This presented a problem, in that oftentimes you would end up with items worth far more than any shopkeeper would have on them. You could sell the item, but what's the point? You'll just get a pittance for it. There was a "secret" merchant in the game who had 5000 gold on him (a significant improvement over all the other vendors). He even gave you full price for all of your goods, regardless of mercantile score. It was common practice for players to sell him exactly 5000g worth of materials, wait a day for his money to reset, then repeat the process. You might waste a month or more of ingame time just unloading goods on him, but you'd end up with more money than you'd ever know what to do with.
So let's step into Oblivion. This system must have irked people, so instead of a maximum amount of gold the merchant had on them, their "limit" set the maximum price they would pay for any given item. Of course, this led to oddities; for example, a merchant might refuse to buy your stack of 10 potions for 1000 gold, but they might agree to buy each individual potion for 100 gold. Eh, whatever.
There is a strong incentive to raise your mercantile skill. Not only will merchants give you better prices when you sell them goods, but they'll have a higher limit on what they'll buy back. At the highest level of mercantile, you can even invest in each merchant, further raising their limit on buyback.
So how do you raise mercantile? By selling stuff back to people. Now, this comes naturally, given that you'll spend your game time crawling through dungeons and returning to town with a backpack full of stuff with a price tag on it. However, this process slows down considerably as the game goes on. You'll often have to sell many, many items just to raise mercantile one point. If you really want to work on it, you can buy, say, 200 arrows from a merchant, then sell them back one at a time.
This way lies madness. It's not as if you just put your cursor over the sell button and start jamming on the left mouse button. You have to consciously select items, prices, and confirmations. It's often a laborious process just to clear out your bag, much less sell individual items. And so, mercantile . . . will . . . level . . . v . . . e . . . r . . . y . . . s . . . l . . . o . . . w . . . l . . . . . . . . . . . y.
In the end, this one doesn't affect things terribly much.
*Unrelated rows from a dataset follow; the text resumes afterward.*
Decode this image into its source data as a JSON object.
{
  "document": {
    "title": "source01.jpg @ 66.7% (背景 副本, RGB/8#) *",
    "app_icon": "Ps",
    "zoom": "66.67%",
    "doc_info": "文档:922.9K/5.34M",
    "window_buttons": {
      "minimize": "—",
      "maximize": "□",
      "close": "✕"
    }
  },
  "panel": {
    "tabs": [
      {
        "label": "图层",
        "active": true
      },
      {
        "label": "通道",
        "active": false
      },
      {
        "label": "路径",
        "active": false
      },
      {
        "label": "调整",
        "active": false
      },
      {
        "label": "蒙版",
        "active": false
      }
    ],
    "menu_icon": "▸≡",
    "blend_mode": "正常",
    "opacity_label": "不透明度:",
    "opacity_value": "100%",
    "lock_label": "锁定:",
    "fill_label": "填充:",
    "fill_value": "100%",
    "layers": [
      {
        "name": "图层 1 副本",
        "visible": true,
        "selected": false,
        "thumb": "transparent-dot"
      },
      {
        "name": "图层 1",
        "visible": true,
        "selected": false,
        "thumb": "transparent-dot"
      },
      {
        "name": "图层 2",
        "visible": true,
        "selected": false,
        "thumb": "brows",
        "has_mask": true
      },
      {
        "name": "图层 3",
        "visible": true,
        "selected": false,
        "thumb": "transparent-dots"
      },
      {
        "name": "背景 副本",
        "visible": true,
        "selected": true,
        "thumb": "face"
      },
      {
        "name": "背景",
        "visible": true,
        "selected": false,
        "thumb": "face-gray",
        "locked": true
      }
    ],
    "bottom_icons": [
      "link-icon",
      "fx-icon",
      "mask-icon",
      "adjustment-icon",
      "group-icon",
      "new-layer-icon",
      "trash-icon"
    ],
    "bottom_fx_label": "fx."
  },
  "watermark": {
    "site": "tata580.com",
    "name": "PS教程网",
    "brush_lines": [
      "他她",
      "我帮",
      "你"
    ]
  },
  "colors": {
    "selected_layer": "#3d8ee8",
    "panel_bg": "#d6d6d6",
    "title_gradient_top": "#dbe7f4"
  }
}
You'll still be selling items of such value by the end of the game that you'll end up with more money than you know what to do with. It's just an oddity. And I love it.